I get angry quite easily. I suppose that that is partly genetic. There are those who see the glass half empty, and those who see it half full; but ever since I learned about nuclear war, and then climate change, I’ve been appalled at how the one creature who should know better — and the only one that can know better — continues to act in ways that are making other human beings poor, and destroying our planet. We know that we know, and we’re the only creature with that unique characteristic. That alone makes us special — not our rationality or intelligence, and certainly not our compassion. Because I have been angry about this for most of my life, I have written several books out of anger; so I suppose it has some advantages, although it also makes it hard for me to live with myself, and for others to live with me.
At the age of 82, I’ve come to the conclusion that I’d better be happy one day at a time, since, increasingly, I see that this is all we have — and it’s pretty wonderful to have another day on planet Earth.
I love a remark by Annie Dillard, who says that, when guests leave after a wonderful evening of dinner and conversation, the appropriate comment at the door to the host is not “More, more, I want more!” but “Thanks, it’s been great.” I hope that I can mumble that comment when my time to leave comes.
When I pray — which is most mornings during meditation — I pray that we will wake up and pay attention to the wonderful planet we have been plonked down on, not knowing why we are here or what to do, and not ruin things. It’s pathetic that much destruction of other human beings, and of our planet, is due to various religions that make claims of uniqueness or exceptionalism. My own children don’t see why I have anything to do with religion — and I can’t blame them, given our performance record.
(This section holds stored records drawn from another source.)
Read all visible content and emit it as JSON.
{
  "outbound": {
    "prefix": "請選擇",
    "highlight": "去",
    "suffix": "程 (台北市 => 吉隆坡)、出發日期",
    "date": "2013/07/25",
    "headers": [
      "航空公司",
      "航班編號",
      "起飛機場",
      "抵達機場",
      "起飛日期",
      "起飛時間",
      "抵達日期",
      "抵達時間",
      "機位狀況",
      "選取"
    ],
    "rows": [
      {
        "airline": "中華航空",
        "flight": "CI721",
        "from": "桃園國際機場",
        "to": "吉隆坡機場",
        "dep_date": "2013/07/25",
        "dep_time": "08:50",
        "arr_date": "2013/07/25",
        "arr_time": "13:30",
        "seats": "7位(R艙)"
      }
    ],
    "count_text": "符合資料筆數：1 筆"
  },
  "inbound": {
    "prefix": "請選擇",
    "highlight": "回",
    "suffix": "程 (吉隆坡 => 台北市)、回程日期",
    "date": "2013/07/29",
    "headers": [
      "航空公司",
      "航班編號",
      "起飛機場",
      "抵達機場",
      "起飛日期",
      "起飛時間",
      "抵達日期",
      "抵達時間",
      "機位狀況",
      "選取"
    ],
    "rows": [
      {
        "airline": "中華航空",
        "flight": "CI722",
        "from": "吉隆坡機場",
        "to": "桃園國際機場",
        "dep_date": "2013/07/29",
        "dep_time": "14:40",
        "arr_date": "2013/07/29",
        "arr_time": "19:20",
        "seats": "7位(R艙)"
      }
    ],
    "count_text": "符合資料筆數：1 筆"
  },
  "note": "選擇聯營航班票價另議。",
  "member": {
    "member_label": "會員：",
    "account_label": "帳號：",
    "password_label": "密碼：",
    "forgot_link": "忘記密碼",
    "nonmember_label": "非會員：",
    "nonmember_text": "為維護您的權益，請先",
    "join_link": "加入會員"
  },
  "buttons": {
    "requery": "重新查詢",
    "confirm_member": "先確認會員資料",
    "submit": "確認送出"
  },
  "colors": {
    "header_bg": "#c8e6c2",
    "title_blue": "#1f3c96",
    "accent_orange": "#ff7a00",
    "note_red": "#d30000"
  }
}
If I could spend a few hours locked in a church with just one person, it would be my father. He died when I was 14 years old, and just beginning to know him as an adult. As a child, I worshipped him, and spent boring hours fishing in a rowboat with him, just so I could be with him. If I could have a second choice, it would be Dorothy Day, the remarkable but unrecognised saint who lived for 40 years in a New York slum, giving herself in kenotic love to others. She once said that folks shouldn’t call her a saint, because that lets the rest of us off the hook. Day insists that it’s mostly hard work. “I have done nothing well, but I have done what I could.” If only all of us could make that statement.
Dr Sallie McFague is Distinguished Theologian in Residence, at the Vancouver School of Theology. She was talking to Terence Handley MacMath.